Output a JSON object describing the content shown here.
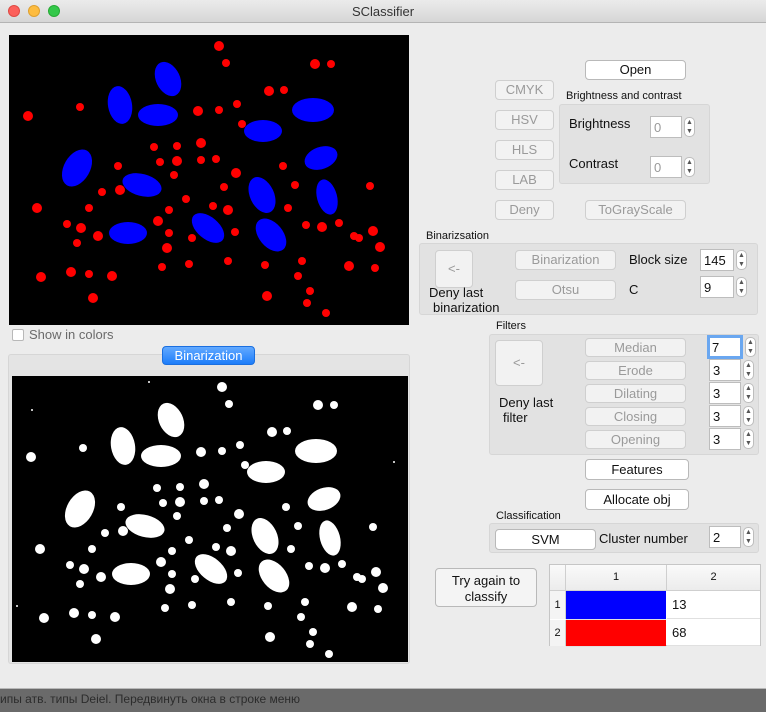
{
  "window": {
    "title": "SClassifier"
  },
  "status_text": "ипы атв. типы Deiel. Передвинуть окна в строке меню",
  "color_buttons": {
    "cmyk": "CMYK",
    "hsv": "HSV",
    "hls": "HLS",
    "lab": "LAB",
    "deny": "Deny",
    "grayscale": "ToGrayScale"
  },
  "open_button": "Open",
  "brightness_contrast": {
    "title": "Brightness and contrast",
    "brightness_label": "Brightness",
    "brightness_value": "0",
    "contrast_label": "Contrast",
    "contrast_value": "0"
  },
  "binarization_group": {
    "title": "Binarizsation",
    "deny_arrow": "<-",
    "deny_label_line1": "Deny last",
    "deny_label_line2": "binarization",
    "binarization_button": "Binarization",
    "otsu_button": "Otsu",
    "block_size_label": "Block size",
    "block_size_value": "145",
    "c_label": "C",
    "c_value": "9"
  },
  "filters_group": {
    "title": "Filters",
    "deny_arrow": "<-",
    "deny_label_line1": "Deny last",
    "deny_label_line2": "filter",
    "rows": [
      {
        "label": "Median",
        "value": "7"
      },
      {
        "label": "Erode",
        "value": "3"
      },
      {
        "label": "Dilating",
        "value": "3"
      },
      {
        "label": "Closing",
        "value": "3"
      },
      {
        "label": "Opening",
        "value": "3"
      }
    ]
  },
  "features_button": "Features",
  "allocate_button": "Allocate obj",
  "classification": {
    "title": "Classification",
    "svm_button": "SVM",
    "cluster_label": "Cluster number",
    "cluster_value": "2"
  },
  "try_again_button": {
    "line1": "Try again to",
    "line2": "classify"
  },
  "results_table": {
    "col_headers": [
      "1",
      "2"
    ],
    "rows": [
      {
        "row": "1",
        "color": "#0000ff",
        "count": "13"
      },
      {
        "row": "2",
        "color": "#ff0000",
        "count": "68"
      }
    ]
  },
  "show_in_colors_label": "Show in colors",
  "binarization_tab": "Binarization",
  "colors": {
    "blue_cells": "#0000ff",
    "red_cells": "#ff0000",
    "accent": "#1d7dfa"
  }
}
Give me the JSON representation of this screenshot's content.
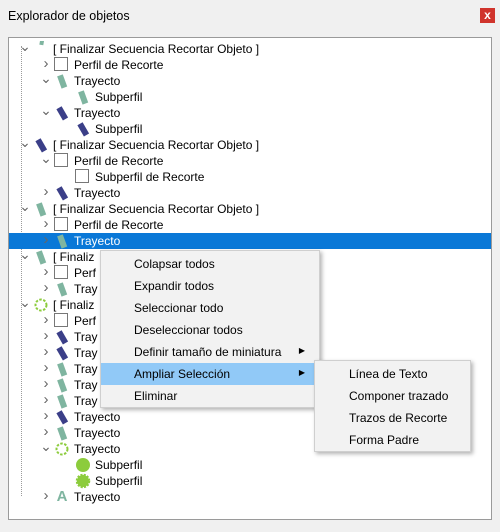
{
  "window": {
    "title": "Explorador de objetos",
    "close_glyph": "x"
  },
  "tree": [
    {
      "level": 0,
      "expand": "v",
      "thumb": "seg-bar",
      "label": "[ Finalizar Secuencia Recortar Objeto ]"
    },
    {
      "level": 1,
      "expand": ">",
      "thumb": "checkbox",
      "label": "Perfil de Recorte"
    },
    {
      "level": 1,
      "expand": "v",
      "thumb": "seg-teal",
      "label": "Trayecto"
    },
    {
      "level": 2,
      "expand": "",
      "thumb": "seg-teal",
      "label": "Subperfil"
    },
    {
      "level": 1,
      "expand": "v",
      "thumb": "seg-navy",
      "label": "Trayecto"
    },
    {
      "level": 2,
      "expand": "",
      "thumb": "seg-navy",
      "label": "Subperfil"
    },
    {
      "level": 0,
      "expand": "v",
      "thumb": "seg-navy",
      "label": "[ Finalizar Secuencia Recortar Objeto ]"
    },
    {
      "level": 1,
      "expand": "v",
      "thumb": "checkbox",
      "label": "Perfil de Recorte"
    },
    {
      "level": 2,
      "expand": "",
      "thumb": "checkbox",
      "label": "Subperfil de Recorte"
    },
    {
      "level": 1,
      "expand": ">",
      "thumb": "seg-navy",
      "label": "Trayecto"
    },
    {
      "level": 0,
      "expand": "v",
      "thumb": "seg-teal",
      "label": "[ Finalizar Secuencia Recortar Objeto ]"
    },
    {
      "level": 1,
      "expand": ">",
      "thumb": "checkbox",
      "label": "Perfil de Recorte"
    },
    {
      "level": 1,
      "expand": ">",
      "thumb": "seg-teal",
      "label": "Trayecto",
      "selected": true
    },
    {
      "level": 0,
      "expand": "v",
      "thumb": "seg-teal",
      "label": "[ Finaliz"
    },
    {
      "level": 1,
      "expand": ">",
      "thumb": "checkbox",
      "label": "Perf"
    },
    {
      "level": 1,
      "expand": ">",
      "thumb": "seg-teal",
      "label": "Tray"
    },
    {
      "level": 0,
      "expand": "v",
      "thumb": "circle-dash",
      "label": "[ Finaliz"
    },
    {
      "level": 1,
      "expand": ">",
      "thumb": "checkbox",
      "label": "Perf"
    },
    {
      "level": 1,
      "expand": ">",
      "thumb": "seg-navy",
      "label": "Tray"
    },
    {
      "level": 1,
      "expand": ">",
      "thumb": "seg-navy",
      "label": "Tray"
    },
    {
      "level": 1,
      "expand": ">",
      "thumb": "seg-teal",
      "label": "Tray"
    },
    {
      "level": 1,
      "expand": ">",
      "thumb": "seg-teal",
      "label": "Tray"
    },
    {
      "level": 1,
      "expand": ">",
      "thumb": "seg-teal",
      "label": "Tray"
    },
    {
      "level": 1,
      "expand": ">",
      "thumb": "seg-navy",
      "label": "Trayecto"
    },
    {
      "level": 1,
      "expand": ">",
      "thumb": "seg-teal",
      "label": "Trayecto"
    },
    {
      "level": 1,
      "expand": "v",
      "thumb": "circle-dash",
      "label": "Trayecto"
    },
    {
      "level": 2,
      "expand": "",
      "thumb": "circle-solid",
      "label": "Subperfil"
    },
    {
      "level": 2,
      "expand": "",
      "thumb": "circle-gear",
      "label": "Subperfil"
    },
    {
      "level": 1,
      "expand": ">",
      "thumb": "letter-a",
      "label": "Trayecto"
    }
  ],
  "context_menu": [
    {
      "label": "Colapsar todos"
    },
    {
      "label": "Expandir todos"
    },
    {
      "label": "Seleccionar todo"
    },
    {
      "label": "Deseleccionar todos"
    },
    {
      "label": "Definir tamaño de miniatura",
      "submenu": true
    },
    {
      "label": "Ampliar Selección",
      "submenu": true,
      "highlighted": true
    },
    {
      "label": "Eliminar"
    }
  ],
  "submenu": [
    {
      "label": "Línea de Texto"
    },
    {
      "label": "Componer trazado"
    },
    {
      "label": "Trazos de Recorte"
    },
    {
      "label": "Forma Padre"
    }
  ],
  "glyphs": {
    "expanded": "v",
    "collapsed": ">",
    "submenu_arrow": "▶",
    "thumb_letter": "A"
  },
  "colors": {
    "teal": "#7fb5a0",
    "navy": "#3b3f88",
    "green": "#8ccc3c",
    "selection": "#0a78d7",
    "menu_highlight": "#91c9f7"
  }
}
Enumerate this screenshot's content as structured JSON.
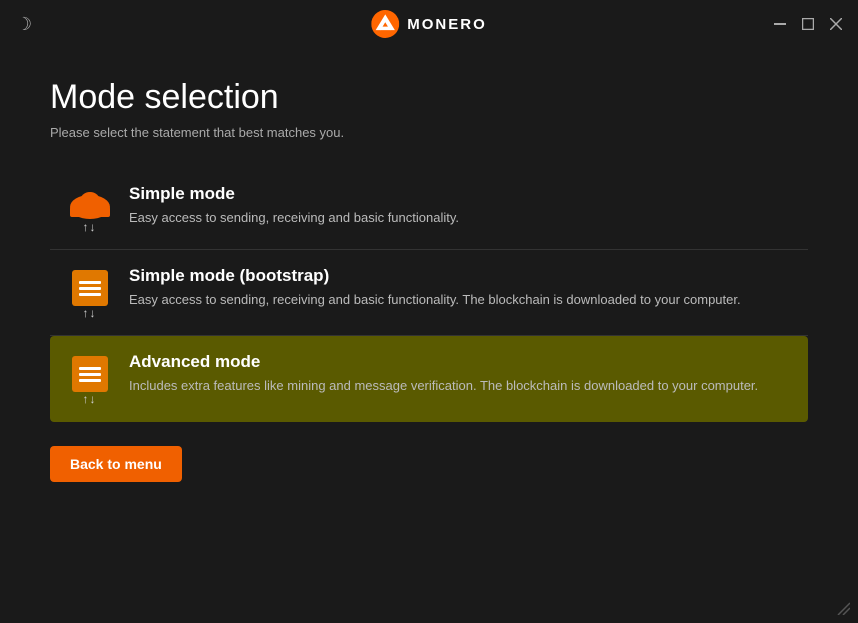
{
  "titlebar": {
    "title": "MONERO",
    "minimize_label": "minimize",
    "maximize_label": "maximize",
    "close_label": "close"
  },
  "page": {
    "title": "Mode selection",
    "subtitle": "Please select the statement that best matches you."
  },
  "modes": [
    {
      "id": "simple",
      "name": "Simple mode",
      "description": "Easy access to sending, receiving and basic functionality.",
      "icon_type": "cloud",
      "active": false
    },
    {
      "id": "bootstrap",
      "name": "Simple mode (bootstrap)",
      "description": "Easy access to sending, receiving and basic functionality. The blockchain is downloaded to your computer.",
      "icon_type": "server",
      "active": false
    },
    {
      "id": "advanced",
      "name": "Advanced mode",
      "description": "Includes extra features like mining and message verification. The blockchain is downloaded to your computer.",
      "icon_type": "server",
      "active": true
    }
  ],
  "back_button": {
    "label": "Back to menu"
  },
  "colors": {
    "accent": "#f06000",
    "active_bg": "#5a5a00"
  }
}
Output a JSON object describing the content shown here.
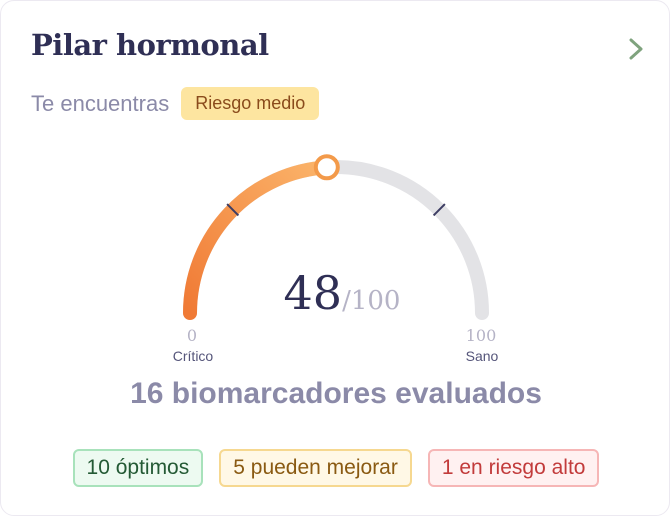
{
  "card": {
    "title": "Pilar hormonal",
    "chevron_icon": "chevron-right-icon"
  },
  "status": {
    "label": "Te encuentras",
    "badge": "Riesgo medio",
    "badge_color": "#fde5a0"
  },
  "gauge": {
    "value": 48,
    "value_text": "48",
    "max_text": "/100",
    "min": 0,
    "max": 100,
    "min_label": "0",
    "max_label": "100",
    "min_caption": "Crítico",
    "max_caption": "Sano",
    "colors": {
      "fill_start": "#f07a35",
      "fill_end": "#fbb46a",
      "track": "#e3e3e6",
      "marker": "#f39a4a"
    }
  },
  "summary": {
    "text": "16 biomarcadores evaluados"
  },
  "pills": [
    {
      "label": "10 óptimos",
      "color": "#245a35"
    },
    {
      "label": "5 pueden mejorar",
      "color": "#8a5a12"
    },
    {
      "label": "1 en riesgo alto",
      "color": "#c23b3b"
    }
  ]
}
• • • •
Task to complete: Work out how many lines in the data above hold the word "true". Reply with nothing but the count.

Your solution: 5